SUPPLIED INFORMATION Block Start

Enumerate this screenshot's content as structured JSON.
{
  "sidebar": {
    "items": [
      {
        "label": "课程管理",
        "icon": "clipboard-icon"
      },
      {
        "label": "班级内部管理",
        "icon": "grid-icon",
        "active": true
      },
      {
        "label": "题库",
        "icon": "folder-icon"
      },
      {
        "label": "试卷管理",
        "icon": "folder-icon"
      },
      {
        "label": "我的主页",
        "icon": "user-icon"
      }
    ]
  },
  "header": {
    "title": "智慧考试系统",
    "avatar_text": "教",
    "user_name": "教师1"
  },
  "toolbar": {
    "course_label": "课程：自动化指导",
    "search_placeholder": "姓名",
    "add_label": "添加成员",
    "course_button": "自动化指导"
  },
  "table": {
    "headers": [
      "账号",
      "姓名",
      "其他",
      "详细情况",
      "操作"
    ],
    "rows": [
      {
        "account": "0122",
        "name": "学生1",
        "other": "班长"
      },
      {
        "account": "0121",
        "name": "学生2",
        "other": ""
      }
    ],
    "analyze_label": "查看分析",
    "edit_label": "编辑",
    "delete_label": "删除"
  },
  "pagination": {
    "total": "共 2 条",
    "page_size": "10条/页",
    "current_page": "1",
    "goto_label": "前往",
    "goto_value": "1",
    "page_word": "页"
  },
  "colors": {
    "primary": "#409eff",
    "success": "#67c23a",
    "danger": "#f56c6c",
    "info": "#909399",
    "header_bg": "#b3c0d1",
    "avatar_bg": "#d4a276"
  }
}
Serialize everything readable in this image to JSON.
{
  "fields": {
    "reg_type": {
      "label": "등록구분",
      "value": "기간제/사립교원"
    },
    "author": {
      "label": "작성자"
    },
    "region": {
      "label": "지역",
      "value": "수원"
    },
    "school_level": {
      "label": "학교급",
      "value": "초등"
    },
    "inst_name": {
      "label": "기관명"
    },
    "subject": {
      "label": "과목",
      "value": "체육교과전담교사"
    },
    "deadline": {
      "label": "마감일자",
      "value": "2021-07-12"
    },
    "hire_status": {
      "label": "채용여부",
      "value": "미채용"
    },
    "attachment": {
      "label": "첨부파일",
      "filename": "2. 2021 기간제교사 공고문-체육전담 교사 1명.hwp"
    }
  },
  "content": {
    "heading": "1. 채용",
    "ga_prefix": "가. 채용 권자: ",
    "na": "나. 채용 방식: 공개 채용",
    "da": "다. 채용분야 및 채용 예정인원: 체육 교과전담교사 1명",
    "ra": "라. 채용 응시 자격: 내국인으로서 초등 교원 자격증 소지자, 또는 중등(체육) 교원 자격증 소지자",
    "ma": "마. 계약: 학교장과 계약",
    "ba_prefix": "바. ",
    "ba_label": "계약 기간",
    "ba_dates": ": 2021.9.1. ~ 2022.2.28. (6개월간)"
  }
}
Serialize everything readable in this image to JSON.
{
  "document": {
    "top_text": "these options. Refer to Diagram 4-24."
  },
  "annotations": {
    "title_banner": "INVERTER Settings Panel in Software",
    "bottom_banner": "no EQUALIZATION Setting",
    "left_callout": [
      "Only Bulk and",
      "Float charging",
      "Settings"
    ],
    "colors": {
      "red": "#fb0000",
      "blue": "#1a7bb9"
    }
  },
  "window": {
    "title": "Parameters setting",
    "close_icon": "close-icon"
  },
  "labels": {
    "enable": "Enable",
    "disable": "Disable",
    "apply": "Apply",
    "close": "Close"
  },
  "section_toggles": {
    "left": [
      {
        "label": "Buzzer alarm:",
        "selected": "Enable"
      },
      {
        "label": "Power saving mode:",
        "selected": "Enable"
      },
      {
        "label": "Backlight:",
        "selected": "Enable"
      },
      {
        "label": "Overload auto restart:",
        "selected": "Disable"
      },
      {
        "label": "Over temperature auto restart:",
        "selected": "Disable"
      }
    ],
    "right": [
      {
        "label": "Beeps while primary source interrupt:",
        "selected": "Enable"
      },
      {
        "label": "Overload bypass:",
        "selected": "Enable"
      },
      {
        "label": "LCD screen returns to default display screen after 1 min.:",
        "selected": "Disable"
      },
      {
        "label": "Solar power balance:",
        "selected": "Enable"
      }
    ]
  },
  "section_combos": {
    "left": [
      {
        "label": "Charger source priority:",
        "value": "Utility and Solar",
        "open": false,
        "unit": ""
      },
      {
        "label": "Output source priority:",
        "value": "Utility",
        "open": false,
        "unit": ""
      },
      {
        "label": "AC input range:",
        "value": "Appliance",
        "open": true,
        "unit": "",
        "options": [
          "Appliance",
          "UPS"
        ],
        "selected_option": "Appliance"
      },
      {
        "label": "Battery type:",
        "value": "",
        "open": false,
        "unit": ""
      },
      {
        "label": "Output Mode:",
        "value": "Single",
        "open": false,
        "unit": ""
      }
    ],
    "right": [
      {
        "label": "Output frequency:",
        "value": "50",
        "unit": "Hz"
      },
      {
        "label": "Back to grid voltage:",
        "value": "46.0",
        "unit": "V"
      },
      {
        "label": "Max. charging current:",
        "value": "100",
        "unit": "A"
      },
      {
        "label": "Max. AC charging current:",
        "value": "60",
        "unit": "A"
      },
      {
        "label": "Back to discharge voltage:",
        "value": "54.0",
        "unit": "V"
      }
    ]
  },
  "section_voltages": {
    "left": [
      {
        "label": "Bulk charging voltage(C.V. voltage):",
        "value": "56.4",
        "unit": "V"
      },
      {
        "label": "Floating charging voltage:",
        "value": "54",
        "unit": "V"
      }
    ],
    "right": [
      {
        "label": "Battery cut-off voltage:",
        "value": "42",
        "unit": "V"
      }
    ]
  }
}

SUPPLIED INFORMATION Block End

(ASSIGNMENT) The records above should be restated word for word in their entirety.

(YOUR RESPONSE)
Enumerate this screenshot's content as structured JSON.
{
  "sidebar": {
    "items": [
      {
        "label": "课程管理",
        "icon": "clipboard-icon"
      },
      {
        "label": "班级内部管理",
        "icon": "grid-icon",
        "active": true
      },
      {
        "label": "题库",
        "icon": "folder-icon"
      },
      {
        "label": "试卷管理",
        "icon": "folder-icon"
      },
      {
        "label": "我的主页",
        "icon": "user-icon"
      }
    ]
  },
  "header": {
    "title": "智慧考试系统",
    "avatar_text": "教",
    "user_name": "教师1"
  },
  "toolbar": {
    "course_label": "课程：自动化指导",
    "search_placeholder": "姓名",
    "add_label": "添加成员",
    "course_button": "自动化指导"
  },
  "table": {
    "headers": [
      "账号",
      "姓名",
      "其他",
      "详细情况",
      "操作"
    ],
    "rows": [
      {
        "account": "0122",
        "name": "学生1",
        "other": "班长"
      },
      {
        "account": "0121",
        "name": "学生2",
        "other": ""
      }
    ],
    "analyze_label": "查看分析",
    "edit_label": "编辑",
    "delete_label": "删除"
  },
  "pagination": {
    "total": "共 2 条",
    "page_size": "10条/页",
    "current_page": "1",
    "goto_label": "前往",
    "goto_value": "1",
    "page_word": "页"
  },
  "colors": {
    "primary": "#409eff",
    "success": "#67c23a",
    "danger": "#f56c6c",
    "info": "#909399",
    "header_bg": "#b3c0d1",
    "avatar_bg": "#d4a276"
  }
}
Serialize everything readable in this image to JSON.
{
  "fields": {
    "reg_type": {
      "label": "등록구분",
      "value": "기간제/사립교원"
    },
    "author": {
      "label": "작성자"
    },
    "region": {
      "label": "지역",
      "value": "수원"
    },
    "school_level": {
      "label": "학교급",
      "value": "초등"
    },
    "inst_name": {
      "label": "기관명"
    },
    "subject": {
      "label": "과목",
      "value": "체육교과전담교사"
    },
    "deadline": {
      "label": "마감일자",
      "value": "2021-07-12"
    },
    "hire_status": {
      "label": "채용여부",
      "value": "미채용"
    },
    "attachment": {
      "label": "첨부파일",
      "filename": "2. 2021 기간제교사 공고문-체육전담 교사 1명.hwp"
    }
  },
  "content": {
    "heading": "1. 채용",
    "ga_prefix": "가. 채용 권자: ",
    "na": "나. 채용 방식: 공개 채용",
    "da": "다. 채용분야 및 채용 예정인원: 체육 교과전담교사 1명",
    "ra": "라. 채용 응시 자격: 내국인으로서 초등 교원 자격증 소지자, 또는 중등(체육) 교원 자격증 소지자",
    "ma": "마. 계약: 학교장과 계약",
    "ba_prefix": "바. ",
    "ba_label": "계약 기간",
    "ba_dates": ": 2021.9.1. ~ 2022.2.28. (6개월간)"
  }
}
Serialize everything readable in this image to JSON.
{
  "document": {
    "top_text": "these options. Refer to Diagram 4-24."
  },
  "annotations": {
    "title_banner": "INVERTER Settings Panel in Software",
    "bottom_banner": "no EQUALIZATION Setting",
    "left_callout": [
      "Only Bulk and",
      "Float charging",
      "Settings"
    ],
    "colors": {
      "red": "#fb0000",
      "blue": "#1a7bb9"
    }
  },
  "window": {
    "title": "Parameters setting",
    "close_icon": "close-icon"
  },
  "labels": {
    "enable": "Enable",
    "disable": "Disable",
    "apply": "Apply",
    "close": "Close"
  },
  "section_toggles": {
    "left": [
      {
        "label": "Buzzer alarm:",
        "selected": "Enable"
      },
      {
        "label": "Power saving mode:",
        "selected": "Enable"
      },
      {
        "label": "Backlight:",
        "selected": "Enable"
      },
      {
        "label": "Overload auto restart:",
        "selected": "Disable"
      },
      {
        "label": "Over temperature auto restart:",
        "selected": "Disable"
      }
    ],
    "right": [
      {
        "label": "Beeps while primary source interrupt:",
        "selected": "Enable"
      },
      {
        "label": "Overload bypass:",
        "selected": "Enable"
      },
      {
        "label": "LCD screen returns to default display screen after 1 min.:",
        "selected": "Disable"
      },
      {
        "label": "Solar power balance:",
        "selected": "Enable"
      }
    ]
  },
  "section_combos": {
    "left": [
      {
        "label": "Charger source priority:",
        "value": "Utility and Solar",
        "open": false,
        "unit": ""
      },
      {
        "label": "Output source priority:",
        "value": "Utility",
        "open": false,
        "unit": ""
      },
      {
        "label": "AC input range:",
        "value": "Appliance",
        "open": true,
        "unit": "",
        "options": [
          "Appliance",
          "UPS"
        ],
        "selected_option": "Appliance"
      },
      {
        "label": "Battery type:",
        "value": "",
        "open": false,
        "unit": ""
      },
      {
        "label": "Output Mode:",
        "value": "Single",
        "open": false,
        "unit": ""
      }
    ],
    "right": [
      {
        "label": "Output frequency:",
        "value": "50",
        "unit": "Hz"
      },
      {
        "label": "Back to grid voltage:",
        "value": "46.0",
        "unit": "V"
      },
      {
        "label": "Max. charging current:",
        "value": "100",
        "unit": "A"
      },
      {
        "label": "Max. AC charging current:",
        "value": "60",
        "unit": "A"
      },
      {
        "label": "Back to discharge voltage:",
        "value": "54.0",
        "unit": "V"
      }
    ]
  },
  "section_voltages": {
    "left": [
      {
        "label": "Bulk charging voltage(C.V. voltage):",
        "value": "56.4",
        "unit": "V"
      },
      {
        "label": "Floating charging voltage:",
        "value": "54",
        "unit": "V"
      }
    ],
    "right": [
      {
        "label": "Battery cut-off voltage:",
        "value": "42",
        "unit": "V"
      }
    ]
  }
}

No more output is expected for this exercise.